Your task = Each line of the listing below that includes "title" should be reported.

Available records =
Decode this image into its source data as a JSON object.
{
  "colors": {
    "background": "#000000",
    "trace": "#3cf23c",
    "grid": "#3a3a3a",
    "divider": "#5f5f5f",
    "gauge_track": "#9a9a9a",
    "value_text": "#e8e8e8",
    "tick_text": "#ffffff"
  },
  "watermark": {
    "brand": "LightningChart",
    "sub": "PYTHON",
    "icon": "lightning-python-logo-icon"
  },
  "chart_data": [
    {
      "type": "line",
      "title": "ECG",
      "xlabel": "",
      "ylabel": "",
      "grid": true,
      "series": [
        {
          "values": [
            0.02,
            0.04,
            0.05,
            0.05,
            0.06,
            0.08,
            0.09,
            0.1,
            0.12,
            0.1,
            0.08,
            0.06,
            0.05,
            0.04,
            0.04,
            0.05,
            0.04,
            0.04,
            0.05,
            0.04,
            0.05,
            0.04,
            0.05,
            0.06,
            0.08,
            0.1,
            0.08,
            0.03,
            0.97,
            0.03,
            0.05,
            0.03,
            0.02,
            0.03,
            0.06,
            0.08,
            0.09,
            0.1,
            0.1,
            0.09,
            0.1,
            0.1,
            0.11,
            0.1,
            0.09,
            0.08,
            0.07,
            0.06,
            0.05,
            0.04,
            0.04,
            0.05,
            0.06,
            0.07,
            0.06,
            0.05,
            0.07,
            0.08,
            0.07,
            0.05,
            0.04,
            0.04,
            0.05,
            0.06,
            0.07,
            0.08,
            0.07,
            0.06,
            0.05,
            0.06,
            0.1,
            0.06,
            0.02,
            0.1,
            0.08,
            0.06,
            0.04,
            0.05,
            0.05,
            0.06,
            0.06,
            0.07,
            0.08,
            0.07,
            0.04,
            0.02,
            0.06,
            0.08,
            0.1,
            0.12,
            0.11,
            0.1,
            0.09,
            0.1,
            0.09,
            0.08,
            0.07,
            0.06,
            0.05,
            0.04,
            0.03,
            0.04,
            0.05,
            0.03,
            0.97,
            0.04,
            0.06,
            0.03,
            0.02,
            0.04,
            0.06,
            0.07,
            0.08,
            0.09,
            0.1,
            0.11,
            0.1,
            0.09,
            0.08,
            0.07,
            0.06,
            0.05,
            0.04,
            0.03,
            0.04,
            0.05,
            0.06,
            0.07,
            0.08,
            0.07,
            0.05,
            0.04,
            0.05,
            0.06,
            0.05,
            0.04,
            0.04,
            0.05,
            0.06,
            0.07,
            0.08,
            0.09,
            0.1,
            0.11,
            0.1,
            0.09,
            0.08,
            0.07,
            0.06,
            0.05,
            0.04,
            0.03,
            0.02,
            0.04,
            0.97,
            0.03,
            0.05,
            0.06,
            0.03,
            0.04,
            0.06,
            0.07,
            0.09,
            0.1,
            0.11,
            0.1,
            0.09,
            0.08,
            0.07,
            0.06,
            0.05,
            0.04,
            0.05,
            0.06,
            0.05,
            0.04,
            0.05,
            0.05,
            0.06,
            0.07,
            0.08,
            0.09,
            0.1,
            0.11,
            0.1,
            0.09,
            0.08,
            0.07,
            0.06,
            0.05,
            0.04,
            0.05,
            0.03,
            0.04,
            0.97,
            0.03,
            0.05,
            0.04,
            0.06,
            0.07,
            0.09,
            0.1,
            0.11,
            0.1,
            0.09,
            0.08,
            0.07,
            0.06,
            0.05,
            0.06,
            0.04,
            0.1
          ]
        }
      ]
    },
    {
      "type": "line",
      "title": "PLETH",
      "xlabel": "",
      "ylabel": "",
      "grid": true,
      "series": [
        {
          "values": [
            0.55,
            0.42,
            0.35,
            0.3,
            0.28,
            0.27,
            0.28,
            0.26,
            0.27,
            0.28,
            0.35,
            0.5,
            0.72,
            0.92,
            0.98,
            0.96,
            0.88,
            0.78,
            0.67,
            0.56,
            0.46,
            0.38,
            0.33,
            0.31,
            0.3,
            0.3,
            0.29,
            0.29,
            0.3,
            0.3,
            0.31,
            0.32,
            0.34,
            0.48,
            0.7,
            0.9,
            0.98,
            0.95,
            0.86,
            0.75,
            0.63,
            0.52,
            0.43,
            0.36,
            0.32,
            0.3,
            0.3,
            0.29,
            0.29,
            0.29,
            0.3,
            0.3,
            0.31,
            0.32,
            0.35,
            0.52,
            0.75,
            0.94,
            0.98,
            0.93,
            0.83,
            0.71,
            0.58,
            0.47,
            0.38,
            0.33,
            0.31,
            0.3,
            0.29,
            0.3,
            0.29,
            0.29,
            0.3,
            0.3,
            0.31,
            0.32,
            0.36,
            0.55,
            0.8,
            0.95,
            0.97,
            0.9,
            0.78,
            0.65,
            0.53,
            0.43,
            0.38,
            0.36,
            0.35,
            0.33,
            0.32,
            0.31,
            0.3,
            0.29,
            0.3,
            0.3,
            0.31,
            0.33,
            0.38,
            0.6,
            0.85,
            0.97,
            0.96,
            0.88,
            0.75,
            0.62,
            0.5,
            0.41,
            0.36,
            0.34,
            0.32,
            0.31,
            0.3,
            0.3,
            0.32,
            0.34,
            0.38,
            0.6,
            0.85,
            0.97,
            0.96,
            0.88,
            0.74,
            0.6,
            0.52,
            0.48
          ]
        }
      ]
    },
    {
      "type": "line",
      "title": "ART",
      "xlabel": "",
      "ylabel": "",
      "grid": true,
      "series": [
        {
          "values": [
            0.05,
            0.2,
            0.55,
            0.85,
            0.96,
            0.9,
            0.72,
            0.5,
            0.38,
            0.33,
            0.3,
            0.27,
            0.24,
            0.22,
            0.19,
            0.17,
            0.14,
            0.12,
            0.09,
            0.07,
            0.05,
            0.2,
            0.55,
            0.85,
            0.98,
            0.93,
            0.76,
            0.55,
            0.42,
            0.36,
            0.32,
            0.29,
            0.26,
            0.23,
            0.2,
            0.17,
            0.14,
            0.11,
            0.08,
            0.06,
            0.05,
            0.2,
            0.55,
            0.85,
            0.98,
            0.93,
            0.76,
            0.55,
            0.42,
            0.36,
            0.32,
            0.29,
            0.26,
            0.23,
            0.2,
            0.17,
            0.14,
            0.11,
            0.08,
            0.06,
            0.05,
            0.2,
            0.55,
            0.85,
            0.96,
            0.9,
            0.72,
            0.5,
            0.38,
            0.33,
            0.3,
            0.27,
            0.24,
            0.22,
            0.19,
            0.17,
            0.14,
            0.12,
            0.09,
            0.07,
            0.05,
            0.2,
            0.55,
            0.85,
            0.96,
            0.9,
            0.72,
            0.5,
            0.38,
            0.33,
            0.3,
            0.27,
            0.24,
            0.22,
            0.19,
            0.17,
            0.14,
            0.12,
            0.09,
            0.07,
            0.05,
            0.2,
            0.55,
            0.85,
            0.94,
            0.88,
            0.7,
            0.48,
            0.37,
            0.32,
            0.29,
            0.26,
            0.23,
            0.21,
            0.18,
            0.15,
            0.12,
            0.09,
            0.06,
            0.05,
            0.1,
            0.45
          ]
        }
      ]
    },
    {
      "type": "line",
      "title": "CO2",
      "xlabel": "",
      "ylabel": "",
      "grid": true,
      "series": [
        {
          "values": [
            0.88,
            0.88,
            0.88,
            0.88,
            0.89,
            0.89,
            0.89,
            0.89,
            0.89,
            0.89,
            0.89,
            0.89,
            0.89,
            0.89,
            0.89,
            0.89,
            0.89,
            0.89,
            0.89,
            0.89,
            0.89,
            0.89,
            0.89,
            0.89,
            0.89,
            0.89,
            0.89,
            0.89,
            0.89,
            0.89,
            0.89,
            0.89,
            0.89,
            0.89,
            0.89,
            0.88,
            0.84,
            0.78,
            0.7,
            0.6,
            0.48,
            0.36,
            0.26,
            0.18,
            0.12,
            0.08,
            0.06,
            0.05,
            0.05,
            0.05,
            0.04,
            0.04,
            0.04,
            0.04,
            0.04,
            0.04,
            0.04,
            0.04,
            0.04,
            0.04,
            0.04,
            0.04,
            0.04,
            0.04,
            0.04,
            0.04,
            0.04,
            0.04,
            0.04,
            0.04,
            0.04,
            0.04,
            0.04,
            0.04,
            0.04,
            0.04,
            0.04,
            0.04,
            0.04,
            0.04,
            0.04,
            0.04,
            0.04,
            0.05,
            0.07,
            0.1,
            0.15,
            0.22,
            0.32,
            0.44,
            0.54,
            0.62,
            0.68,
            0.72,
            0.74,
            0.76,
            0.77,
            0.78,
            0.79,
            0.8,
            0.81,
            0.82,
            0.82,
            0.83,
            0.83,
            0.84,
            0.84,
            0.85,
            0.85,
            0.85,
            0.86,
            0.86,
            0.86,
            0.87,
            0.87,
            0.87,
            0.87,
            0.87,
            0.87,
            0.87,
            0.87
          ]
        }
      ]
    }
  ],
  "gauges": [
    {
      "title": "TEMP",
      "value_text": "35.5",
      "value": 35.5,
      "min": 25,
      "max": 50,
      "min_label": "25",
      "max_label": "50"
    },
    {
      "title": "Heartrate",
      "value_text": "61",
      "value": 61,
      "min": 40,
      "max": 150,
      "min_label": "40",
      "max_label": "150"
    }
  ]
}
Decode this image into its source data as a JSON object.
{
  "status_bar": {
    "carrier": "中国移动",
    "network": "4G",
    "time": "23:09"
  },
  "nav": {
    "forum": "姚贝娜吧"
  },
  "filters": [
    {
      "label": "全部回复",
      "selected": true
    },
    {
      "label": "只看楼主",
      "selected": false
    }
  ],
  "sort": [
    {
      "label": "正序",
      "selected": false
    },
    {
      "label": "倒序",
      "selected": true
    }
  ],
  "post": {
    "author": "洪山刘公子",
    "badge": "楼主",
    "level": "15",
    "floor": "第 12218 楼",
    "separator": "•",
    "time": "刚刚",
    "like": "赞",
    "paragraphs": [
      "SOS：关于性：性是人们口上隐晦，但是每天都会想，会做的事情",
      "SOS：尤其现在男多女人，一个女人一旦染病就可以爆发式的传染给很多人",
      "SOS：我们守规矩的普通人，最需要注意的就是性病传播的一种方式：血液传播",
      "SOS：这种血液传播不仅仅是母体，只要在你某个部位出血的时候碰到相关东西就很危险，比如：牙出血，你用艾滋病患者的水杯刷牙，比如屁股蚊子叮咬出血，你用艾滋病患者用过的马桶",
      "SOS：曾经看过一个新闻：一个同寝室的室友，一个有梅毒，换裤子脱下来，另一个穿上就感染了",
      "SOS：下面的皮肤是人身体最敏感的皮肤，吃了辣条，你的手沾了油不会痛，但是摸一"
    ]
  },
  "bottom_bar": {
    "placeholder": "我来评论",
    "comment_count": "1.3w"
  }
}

Task response =
      "title": "ECG",
      "title": "PLETH",
      "title": "ART",
      "title": "CO2",
      "title": "TEMP",
      "title": "Heartrate",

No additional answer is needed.